The pattern is Audrey in Unst from the Twist Collective, and the yarn is Austermann Alpaca silk, that I got from Purl City yarns on opening day. This is, like, megaluxury yarn, i love it! Putting it on is such a comforting treat, it's just so soft and warm, with that slight alpacay hairiness that makes it like a favourite pet.

stands on walls
I also think it's the best fitting thing I've managed to make myself so far, it's loose without being comically baggy, just really comfortable and wearable. Yay!

The only modification I made was to make it a bit longer. In the pattern it's quite cropped, but I like jeans and jumpers to safely overlap. Particularly as I cycle around a lot, I feel it's both more comfortable and more considerate to keep one's arsecrack under wraps. I basically cast on the 36.5" size and lengthened the twisted ribbing by an inch or two. Then carried on decreasing to the waist for the 34.5" size, then followed the pattern for the smaller size.
It was loads of fun to make, and really easy, all knitted seamlessly from the bottom up. The twisted rib / stocking stitch section was mindless enough for tv knitting, and the unst lace panel at the front was an interesting diversion before nice easy short row sleeves. The sleeves were super quick to knit, I've not done a short row sleeve cap before but it really was a lot less faff than a set-in one. (Once I'd worked out how to pick up stitches tidily). Another new thing for me was the i-cord cast off round the neck. I have totally and completely fallen in love with this cast off method. It just looks really solid and pleasing, I really don't mind that it takes loads longer.

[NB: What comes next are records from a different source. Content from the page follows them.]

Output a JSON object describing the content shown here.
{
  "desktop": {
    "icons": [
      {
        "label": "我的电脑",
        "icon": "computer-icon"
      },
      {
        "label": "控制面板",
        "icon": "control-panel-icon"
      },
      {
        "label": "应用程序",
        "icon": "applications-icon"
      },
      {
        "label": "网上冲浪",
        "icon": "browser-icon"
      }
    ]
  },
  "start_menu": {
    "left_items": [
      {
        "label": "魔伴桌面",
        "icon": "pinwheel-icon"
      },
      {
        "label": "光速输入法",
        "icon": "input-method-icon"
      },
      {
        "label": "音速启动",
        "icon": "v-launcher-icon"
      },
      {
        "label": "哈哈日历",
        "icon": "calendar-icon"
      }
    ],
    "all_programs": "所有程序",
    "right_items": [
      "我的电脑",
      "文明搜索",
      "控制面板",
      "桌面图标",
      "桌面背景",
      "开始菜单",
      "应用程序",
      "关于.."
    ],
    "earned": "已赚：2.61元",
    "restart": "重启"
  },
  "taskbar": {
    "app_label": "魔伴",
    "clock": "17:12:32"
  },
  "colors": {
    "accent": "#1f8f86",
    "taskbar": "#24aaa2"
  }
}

The only slight downside is that one side of the lace panel was knitted on my bus commute to work, and the other side in Port Street Beer House. I didn't notice until blocking that this had affected my tension rather noticably - I was considerably more relaxed in the pub! I kind of like that though. One of my favourite things about knitting a big project like this is the way you can look at different bits of it and remember where you were when you were knitting it. I'm in no danger of forgetting with this one ;)
unst lace close up